From Wikipedia, the free encyclopedia
Designer(s)Susan Kare
FoundryApple Inc.

Monaco is a monospaced sans-serif typeface designed by Susan Kare and Kris Holmes. It ships with macOS and was already present with all previous versions of the Mac operating system. Characters are distinct, and it is difficult to confuse 0 (figure zero) and O (uppercase O), or 1 (figure one), | (vertical bar), I (uppercase i) and l (lowercase L).[citation needed] A unique feature of the font is the high curvature of its parentheses as well as the width of its square brackets, the result of these being that an empty pair of parentheses or square brackets will strongly resemble a circle or square, respectively.

Monaco has been released in at least four forms.

  • The outline form of Monaco is loosely similar to Lucida Mono and created as a TrueType font for System 6 and 7.
  • The 9- and 12-point sizes of the original bitmap Monaco had different letter shapes from the outline form and, until the release of Mac OS 8.5 in 1998, did not have the above-mentioned distinguishing marks.[why?] All other sizes in the same bitmap font take the outline form.[1]
  • A revision of bitmap Monaco ships with Mac OS 8.5 onward that, among other cosmetic changes, adds some disambiguation features to 0 (figure zero) and l (lowercase L) that were previously absent. It still appears in the ROMs of even New World Macs, and is still available in recent macOS releases (size 9, with disabled antialiasing).
  • MacsBug uses a modification of bitmap Monaco that adds disambiguation features to I (uppercase i) and 0 (figure zero).

The original Monaco 9-point bitmap font was designed so that when a Compact Macintosh window was displayed full screen, such as for a terminal emulator program, it would result in a standard text user interface display of 80 columns by 25 lines.[2][3]

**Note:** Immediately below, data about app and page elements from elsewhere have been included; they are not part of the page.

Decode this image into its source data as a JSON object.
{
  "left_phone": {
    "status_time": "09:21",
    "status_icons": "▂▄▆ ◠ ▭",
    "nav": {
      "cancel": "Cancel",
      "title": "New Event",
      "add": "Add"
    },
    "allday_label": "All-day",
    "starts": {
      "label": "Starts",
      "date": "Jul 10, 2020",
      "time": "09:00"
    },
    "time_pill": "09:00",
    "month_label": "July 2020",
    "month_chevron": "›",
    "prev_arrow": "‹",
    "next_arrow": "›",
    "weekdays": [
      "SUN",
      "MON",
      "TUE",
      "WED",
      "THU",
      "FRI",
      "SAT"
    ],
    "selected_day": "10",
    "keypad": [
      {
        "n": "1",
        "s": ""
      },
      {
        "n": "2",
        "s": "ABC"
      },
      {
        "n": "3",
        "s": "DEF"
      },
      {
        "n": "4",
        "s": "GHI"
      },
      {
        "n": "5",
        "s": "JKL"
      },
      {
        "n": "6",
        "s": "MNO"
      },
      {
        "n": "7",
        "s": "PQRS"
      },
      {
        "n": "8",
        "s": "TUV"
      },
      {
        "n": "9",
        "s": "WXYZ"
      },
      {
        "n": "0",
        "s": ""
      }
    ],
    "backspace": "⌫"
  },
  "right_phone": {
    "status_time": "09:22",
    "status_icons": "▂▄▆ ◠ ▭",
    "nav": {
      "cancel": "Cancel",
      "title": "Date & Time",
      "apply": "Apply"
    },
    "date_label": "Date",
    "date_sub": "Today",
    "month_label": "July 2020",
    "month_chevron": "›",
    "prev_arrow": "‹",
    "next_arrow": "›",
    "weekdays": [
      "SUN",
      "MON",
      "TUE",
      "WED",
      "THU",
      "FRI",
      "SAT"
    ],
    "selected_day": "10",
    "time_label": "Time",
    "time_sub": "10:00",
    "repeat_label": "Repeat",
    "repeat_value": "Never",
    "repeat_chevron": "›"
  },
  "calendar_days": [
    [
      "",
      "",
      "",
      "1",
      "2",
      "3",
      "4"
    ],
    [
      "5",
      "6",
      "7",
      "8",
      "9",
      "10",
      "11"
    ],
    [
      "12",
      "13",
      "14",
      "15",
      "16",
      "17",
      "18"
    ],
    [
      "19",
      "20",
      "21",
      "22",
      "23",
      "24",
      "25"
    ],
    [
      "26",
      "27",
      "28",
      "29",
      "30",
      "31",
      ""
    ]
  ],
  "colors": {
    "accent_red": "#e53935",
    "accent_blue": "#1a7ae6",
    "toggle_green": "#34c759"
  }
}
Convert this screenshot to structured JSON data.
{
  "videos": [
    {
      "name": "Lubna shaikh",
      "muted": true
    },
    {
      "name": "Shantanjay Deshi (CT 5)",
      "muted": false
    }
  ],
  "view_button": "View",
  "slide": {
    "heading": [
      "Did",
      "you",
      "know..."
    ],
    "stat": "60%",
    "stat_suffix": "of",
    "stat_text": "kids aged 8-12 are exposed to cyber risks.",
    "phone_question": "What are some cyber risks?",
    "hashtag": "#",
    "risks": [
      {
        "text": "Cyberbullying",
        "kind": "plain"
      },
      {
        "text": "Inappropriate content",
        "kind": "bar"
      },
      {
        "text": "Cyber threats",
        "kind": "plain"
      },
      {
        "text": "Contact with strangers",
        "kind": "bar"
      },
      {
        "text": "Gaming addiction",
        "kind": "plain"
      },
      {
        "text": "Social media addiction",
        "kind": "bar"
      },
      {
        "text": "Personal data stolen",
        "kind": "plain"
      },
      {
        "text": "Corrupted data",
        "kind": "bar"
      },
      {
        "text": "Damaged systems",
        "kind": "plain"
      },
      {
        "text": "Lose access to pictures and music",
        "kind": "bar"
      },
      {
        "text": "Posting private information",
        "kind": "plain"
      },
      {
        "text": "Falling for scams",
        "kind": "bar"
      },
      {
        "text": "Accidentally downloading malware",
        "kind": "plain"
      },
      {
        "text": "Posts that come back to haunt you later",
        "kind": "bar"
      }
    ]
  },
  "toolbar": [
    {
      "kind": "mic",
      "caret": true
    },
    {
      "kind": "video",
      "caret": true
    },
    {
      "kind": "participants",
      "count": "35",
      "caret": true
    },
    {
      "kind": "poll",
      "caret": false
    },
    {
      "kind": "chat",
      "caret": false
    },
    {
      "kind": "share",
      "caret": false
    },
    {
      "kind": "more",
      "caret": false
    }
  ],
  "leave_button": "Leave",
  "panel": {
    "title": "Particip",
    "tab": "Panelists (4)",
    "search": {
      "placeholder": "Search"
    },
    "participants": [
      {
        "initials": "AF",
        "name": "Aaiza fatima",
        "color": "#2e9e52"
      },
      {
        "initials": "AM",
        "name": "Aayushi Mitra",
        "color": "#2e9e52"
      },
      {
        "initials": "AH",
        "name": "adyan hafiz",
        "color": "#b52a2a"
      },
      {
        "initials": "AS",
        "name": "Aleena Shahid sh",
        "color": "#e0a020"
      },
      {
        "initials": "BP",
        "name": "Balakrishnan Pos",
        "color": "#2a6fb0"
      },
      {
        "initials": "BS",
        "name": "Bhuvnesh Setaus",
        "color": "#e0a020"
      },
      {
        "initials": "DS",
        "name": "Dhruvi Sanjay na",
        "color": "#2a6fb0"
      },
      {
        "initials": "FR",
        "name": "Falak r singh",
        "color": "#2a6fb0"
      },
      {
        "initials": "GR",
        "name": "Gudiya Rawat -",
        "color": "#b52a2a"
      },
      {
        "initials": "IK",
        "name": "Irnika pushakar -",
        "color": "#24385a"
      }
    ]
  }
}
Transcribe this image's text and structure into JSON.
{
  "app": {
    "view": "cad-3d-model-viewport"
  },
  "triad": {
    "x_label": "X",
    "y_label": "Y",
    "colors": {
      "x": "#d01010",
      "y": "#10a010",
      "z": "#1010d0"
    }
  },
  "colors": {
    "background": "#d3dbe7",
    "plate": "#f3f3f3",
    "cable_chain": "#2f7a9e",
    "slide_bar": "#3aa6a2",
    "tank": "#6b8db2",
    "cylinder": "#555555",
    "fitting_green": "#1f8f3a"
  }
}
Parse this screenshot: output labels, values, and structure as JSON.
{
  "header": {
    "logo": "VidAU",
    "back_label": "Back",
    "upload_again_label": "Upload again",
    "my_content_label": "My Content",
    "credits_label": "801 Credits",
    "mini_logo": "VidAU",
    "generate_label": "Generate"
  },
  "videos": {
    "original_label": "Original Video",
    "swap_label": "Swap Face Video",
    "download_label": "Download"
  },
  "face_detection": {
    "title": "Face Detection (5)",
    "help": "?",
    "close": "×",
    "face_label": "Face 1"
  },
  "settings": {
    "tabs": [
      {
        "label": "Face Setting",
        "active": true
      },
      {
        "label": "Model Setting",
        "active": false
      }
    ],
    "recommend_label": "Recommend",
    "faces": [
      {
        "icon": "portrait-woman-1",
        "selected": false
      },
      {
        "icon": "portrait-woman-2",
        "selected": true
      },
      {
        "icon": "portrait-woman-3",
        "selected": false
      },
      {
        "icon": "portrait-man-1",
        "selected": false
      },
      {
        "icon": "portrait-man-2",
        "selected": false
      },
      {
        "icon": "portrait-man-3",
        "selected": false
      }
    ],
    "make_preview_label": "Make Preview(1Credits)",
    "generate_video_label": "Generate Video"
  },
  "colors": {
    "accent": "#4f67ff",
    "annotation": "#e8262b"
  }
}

With the August 2009 release of Mac OS X 10.6 Snow Leopard, Menlo was introduced as the default monospaced font instead of Monaco in Terminal and Xcode,[4] However, Monaco remains a part of macOS. Monaco is the default font in the current Python IDLE when used on a Mac running OS X El Capitan.

Furthermore, in September 2015, Mac OS X 10.11 El Capitan introduced SF Mono, a monospaced variant of the San Francisco font family, as the default monospaced font instead of Menlo.

See also



  1. ^ "Monaco".
  3. ^ "Help document for FILE -- MAC Text Editor".
  4. ^ Chris Foresman (2009-06-12). "Font changes coming to Mac OS X Snow Leopard (Updated)". Ars Technica.